Emily Mary Osborn was a genre painter who specialised in the theme of the victimised and distressed young woman. Nameless and Friendless is her most famous work and shows an impoverished young female artist, accompanied by her younger brother, attempting to sell one of her pictures to a dealer. The picture contains subtle references to the plight of the single woman seeking employment: she stands nervously pulling a loop of string with downcast eyes as the dealer disdainfully judges her work. She is also shown to be as much an object of scrutiny as her painting, as two men behind her compare her to the bare-legged ballet dancer in the print they examine. In the context of contemporary campaigns for female education and employment, the painting suggests that the woman has been forced by circumstance to exploit the meagre 'feminine' skills she acquired in girlhood to pursue the unfeminine activity of earning her own living in a hostile urban environment.
Lindsay Errington has suggested that the situation represented in the painting possibly relates to Mary Brunton’s novel Self-Control of 1810 which was republished during the 1850s. This describes the struggles of a self-motivated female artist to sell her pictures in order to help save her father from financial ruin (National Gallery of Scotland, no.13).
The difficulties experienced by women in exhibiting and selling their works led to the formation of the Society of Female Artists in 1857, the year Nameless and Friendless was first exhibited at the Royal Academy.
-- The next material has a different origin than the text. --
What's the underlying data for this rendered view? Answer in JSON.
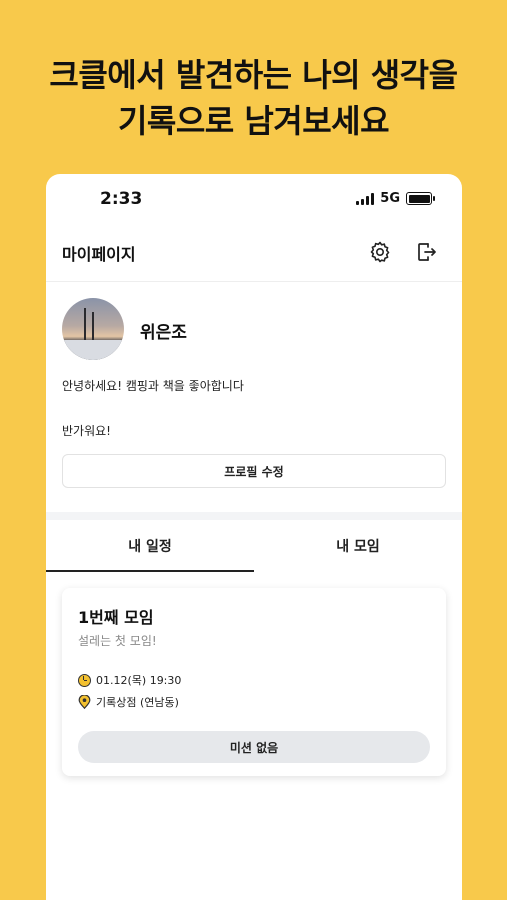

Emily Mary Osborn was a member of this group and one of the artists associated with Barbara Bodichon's Langham Place circle and campaign for women's rights. Despite the subject matter of this work, Osborn went on to develop a successful career: Nameless and Friendless was exhibited at the International Exhibition in 1862 (765), and Queen Victoria purchased her painting The Governess after it was exhibited at the Royal Academy in 1860.
James Dafforne, ‘British Artists: Their Style and Character. No. LXXV – Emily Mary Osborn’, Art Journal , n.s.3,1864, pp.261–3.
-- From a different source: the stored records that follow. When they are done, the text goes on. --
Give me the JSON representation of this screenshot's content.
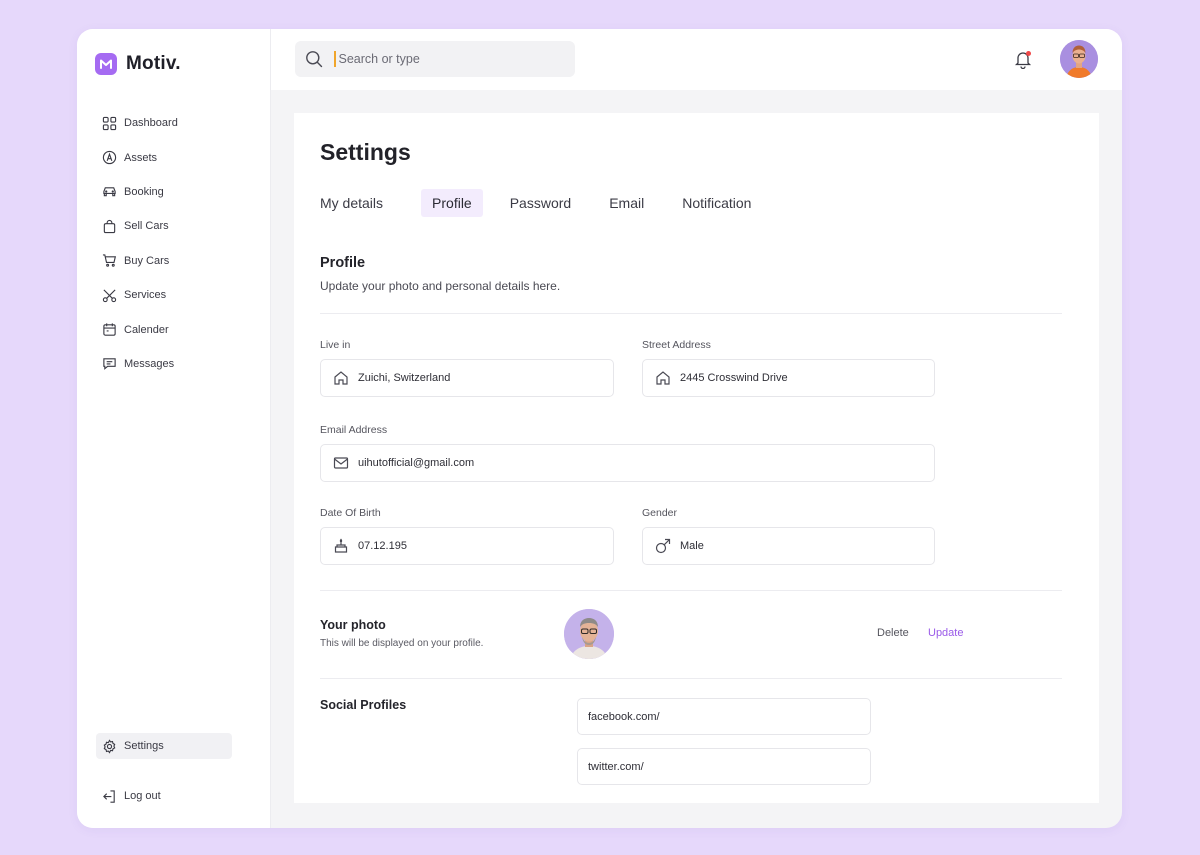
{
  "brand": {
    "name": "Motiv."
  },
  "sidebar": {
    "items": [
      {
        "label": "Dashboard",
        "icon": "dashboard-grid-icon"
      },
      {
        "label": "Assets",
        "icon": "assets-circle-icon"
      },
      {
        "label": "Booking",
        "icon": "car-icon"
      },
      {
        "label": "Sell Cars",
        "icon": "shopping-bag-icon"
      },
      {
        "label": "Buy Cars",
        "icon": "cart-icon"
      },
      {
        "label": "Services",
        "icon": "scissors-icon"
      },
      {
        "label": "Calender",
        "icon": "calendar-icon"
      },
      {
        "label": "Messages",
        "icon": "message-icon"
      }
    ],
    "settings_label": "Settings",
    "logout_label": "Log out"
  },
  "search": {
    "placeholder": "Search or type"
  },
  "page": {
    "title": "Settings",
    "tabs": [
      "My details",
      "Profile",
      "Password",
      "Email",
      "Notification"
    ],
    "active_tab": "Profile"
  },
  "profile": {
    "title": "Profile",
    "subtitle": "Update your photo and personal details here.",
    "live_in": {
      "label": "Live in",
      "value": "Zuichi, Switzerland"
    },
    "street": {
      "label": "Street Address",
      "value": "2445 Crosswind Drive"
    },
    "email": {
      "label": "Email Address",
      "value": "uihutofficial@gmail.com"
    },
    "dob": {
      "label": "Date Of Birth",
      "value": "07.12.195"
    },
    "gender": {
      "label": "Gender",
      "value": "Male"
    }
  },
  "photo": {
    "title": "Your photo",
    "subtitle": "This will be displayed on your profile.",
    "delete_label": "Delete",
    "update_label": "Update"
  },
  "social": {
    "title": "Social Profiles",
    "facebook": "facebook.com/",
    "twitter": "twitter.com/"
  },
  "colors": {
    "accent": "#a56bf2",
    "update": "#9a5ae8",
    "background": "#e6d8fb"
  }
}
Sunshine and Shadow: The David Scott Collection of Victorian Paintings, exhibition catalogue, National Gallery of Scotland, Edinburgh 1991, no.13, p.24.
Deborah Cherry, Painting Women: Victorian Women Artists, London 1993.